● **PROBLEM REQUIREMENTS**
Find all lines with the word "subtitle" in the material, then copy them.

(LISTED ENTRIES begins)

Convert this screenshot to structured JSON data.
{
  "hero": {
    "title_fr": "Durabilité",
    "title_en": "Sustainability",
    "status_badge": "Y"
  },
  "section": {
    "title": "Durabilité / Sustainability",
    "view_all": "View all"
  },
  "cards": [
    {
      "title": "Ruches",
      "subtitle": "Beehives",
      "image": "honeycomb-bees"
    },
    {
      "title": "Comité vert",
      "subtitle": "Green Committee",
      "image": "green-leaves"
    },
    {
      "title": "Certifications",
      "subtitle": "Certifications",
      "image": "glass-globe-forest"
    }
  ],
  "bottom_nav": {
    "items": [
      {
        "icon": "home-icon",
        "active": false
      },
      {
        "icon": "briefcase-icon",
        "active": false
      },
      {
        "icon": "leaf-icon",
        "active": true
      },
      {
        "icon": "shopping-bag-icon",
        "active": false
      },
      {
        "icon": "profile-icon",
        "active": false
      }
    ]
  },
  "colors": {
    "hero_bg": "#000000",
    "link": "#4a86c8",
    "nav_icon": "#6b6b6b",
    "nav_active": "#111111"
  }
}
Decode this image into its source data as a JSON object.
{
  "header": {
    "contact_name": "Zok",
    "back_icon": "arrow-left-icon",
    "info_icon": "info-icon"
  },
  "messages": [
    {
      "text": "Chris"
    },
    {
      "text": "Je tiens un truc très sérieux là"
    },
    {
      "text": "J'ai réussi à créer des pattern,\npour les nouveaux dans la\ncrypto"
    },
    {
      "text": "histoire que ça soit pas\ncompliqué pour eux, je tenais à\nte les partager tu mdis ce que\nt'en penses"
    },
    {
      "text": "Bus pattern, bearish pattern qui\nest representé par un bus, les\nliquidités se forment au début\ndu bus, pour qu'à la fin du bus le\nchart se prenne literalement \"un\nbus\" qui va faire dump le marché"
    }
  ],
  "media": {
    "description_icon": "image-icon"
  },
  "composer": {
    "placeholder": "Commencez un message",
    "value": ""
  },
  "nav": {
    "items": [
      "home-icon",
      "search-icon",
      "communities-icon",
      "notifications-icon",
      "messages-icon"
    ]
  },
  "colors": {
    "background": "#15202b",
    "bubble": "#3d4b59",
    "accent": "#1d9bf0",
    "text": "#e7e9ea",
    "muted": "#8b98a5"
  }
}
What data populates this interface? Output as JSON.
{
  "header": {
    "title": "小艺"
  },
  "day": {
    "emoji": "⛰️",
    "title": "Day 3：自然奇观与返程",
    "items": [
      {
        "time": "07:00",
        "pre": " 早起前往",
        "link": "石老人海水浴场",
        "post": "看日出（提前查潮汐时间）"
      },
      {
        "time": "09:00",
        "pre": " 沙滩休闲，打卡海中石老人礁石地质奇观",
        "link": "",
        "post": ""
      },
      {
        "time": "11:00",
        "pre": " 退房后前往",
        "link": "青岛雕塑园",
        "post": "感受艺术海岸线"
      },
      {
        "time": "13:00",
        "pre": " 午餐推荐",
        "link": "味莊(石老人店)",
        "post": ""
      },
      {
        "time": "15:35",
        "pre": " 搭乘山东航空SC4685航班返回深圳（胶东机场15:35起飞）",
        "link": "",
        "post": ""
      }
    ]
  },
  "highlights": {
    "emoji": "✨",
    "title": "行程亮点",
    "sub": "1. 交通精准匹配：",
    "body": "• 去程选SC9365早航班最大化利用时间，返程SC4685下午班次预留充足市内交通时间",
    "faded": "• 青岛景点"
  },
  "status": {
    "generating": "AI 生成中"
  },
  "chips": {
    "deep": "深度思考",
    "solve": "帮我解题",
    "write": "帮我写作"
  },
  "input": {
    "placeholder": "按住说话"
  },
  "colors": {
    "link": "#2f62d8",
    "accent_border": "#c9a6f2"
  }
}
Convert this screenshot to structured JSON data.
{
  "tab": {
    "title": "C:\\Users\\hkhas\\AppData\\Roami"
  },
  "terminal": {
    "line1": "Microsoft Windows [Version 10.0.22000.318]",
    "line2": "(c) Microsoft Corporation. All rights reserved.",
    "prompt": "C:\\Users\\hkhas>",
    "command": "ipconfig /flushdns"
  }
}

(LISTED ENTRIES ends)

● **EXPECTED ANSWER**
      "subtitle": "Beehives",
      "subtitle": "Green Committee",
      "subtitle": "Certifications",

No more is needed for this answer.